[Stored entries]
■ ■ ■ ■ ■ ■ ■

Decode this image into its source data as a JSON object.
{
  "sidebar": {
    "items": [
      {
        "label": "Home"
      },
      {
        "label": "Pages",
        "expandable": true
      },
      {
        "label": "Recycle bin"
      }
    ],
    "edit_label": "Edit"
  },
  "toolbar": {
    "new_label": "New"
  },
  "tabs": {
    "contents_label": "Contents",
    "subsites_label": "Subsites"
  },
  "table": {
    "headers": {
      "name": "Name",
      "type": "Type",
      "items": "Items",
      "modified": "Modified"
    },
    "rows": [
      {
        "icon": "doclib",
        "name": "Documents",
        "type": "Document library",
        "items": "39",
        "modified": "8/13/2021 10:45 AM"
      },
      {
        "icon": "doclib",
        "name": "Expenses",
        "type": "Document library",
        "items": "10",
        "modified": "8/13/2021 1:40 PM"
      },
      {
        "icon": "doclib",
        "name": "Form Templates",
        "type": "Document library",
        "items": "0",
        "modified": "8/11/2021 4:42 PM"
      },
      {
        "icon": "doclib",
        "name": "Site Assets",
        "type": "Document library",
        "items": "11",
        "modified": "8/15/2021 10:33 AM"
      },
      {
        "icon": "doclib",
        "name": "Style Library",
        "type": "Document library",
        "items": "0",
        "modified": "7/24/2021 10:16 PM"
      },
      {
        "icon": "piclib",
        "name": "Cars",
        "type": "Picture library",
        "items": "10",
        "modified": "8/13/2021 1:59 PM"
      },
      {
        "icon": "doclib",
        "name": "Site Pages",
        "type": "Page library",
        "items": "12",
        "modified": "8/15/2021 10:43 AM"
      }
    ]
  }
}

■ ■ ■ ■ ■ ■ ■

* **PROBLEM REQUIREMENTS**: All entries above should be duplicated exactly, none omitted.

* **THE COMPLETED TASK**:
Decode this image into its source data as a JSON object.
{
  "sidebar": {
    "items": [
      {
        "label": "Home"
      },
      {
        "label": "Pages",
        "expandable": true
      },
      {
        "label": "Recycle bin"
      }
    ],
    "edit_label": "Edit"
  },
  "toolbar": {
    "new_label": "New"
  },
  "tabs": {
    "contents_label": "Contents",
    "subsites_label": "Subsites"
  },
  "table": {
    "headers": {
      "name": "Name",
      "type": "Type",
      "items": "Items",
      "modified": "Modified"
    },
    "rows": [
      {
        "icon": "doclib",
        "name": "Documents",
        "type": "Document library",
        "items": "39",
        "modified": "8/13/2021 10:45 AM"
      },
      {
        "icon": "doclib",
        "name": "Expenses",
        "type": "Document library",
        "items": "10",
        "modified": "8/13/2021 1:40 PM"
      },
      {
        "icon": "doclib",
        "name": "Form Templates",
        "type": "Document library",
        "items": "0",
        "modified": "8/11/2021 4:42 PM"
      },
      {
        "icon": "doclib",
        "name": "Site Assets",
        "type": "Document library",
        "items": "11",
        "modified": "8/15/2021 10:33 AM"
      },
      {
        "icon": "doclib",
        "name": "Style Library",
        "type": "Document library",
        "items": "0",
        "modified": "7/24/2021 10:16 PM"
      },
      {
        "icon": "piclib",
        "name": "Cars",
        "type": "Picture library",
        "items": "10",
        "modified": "8/13/2021 1:59 PM"
      },
      {
        "icon": "doclib",
        "name": "Site Pages",
        "type": "Page library",
        "items": "12",
        "modified": "8/15/2021 10:43 AM"
      }
    ]
  }
}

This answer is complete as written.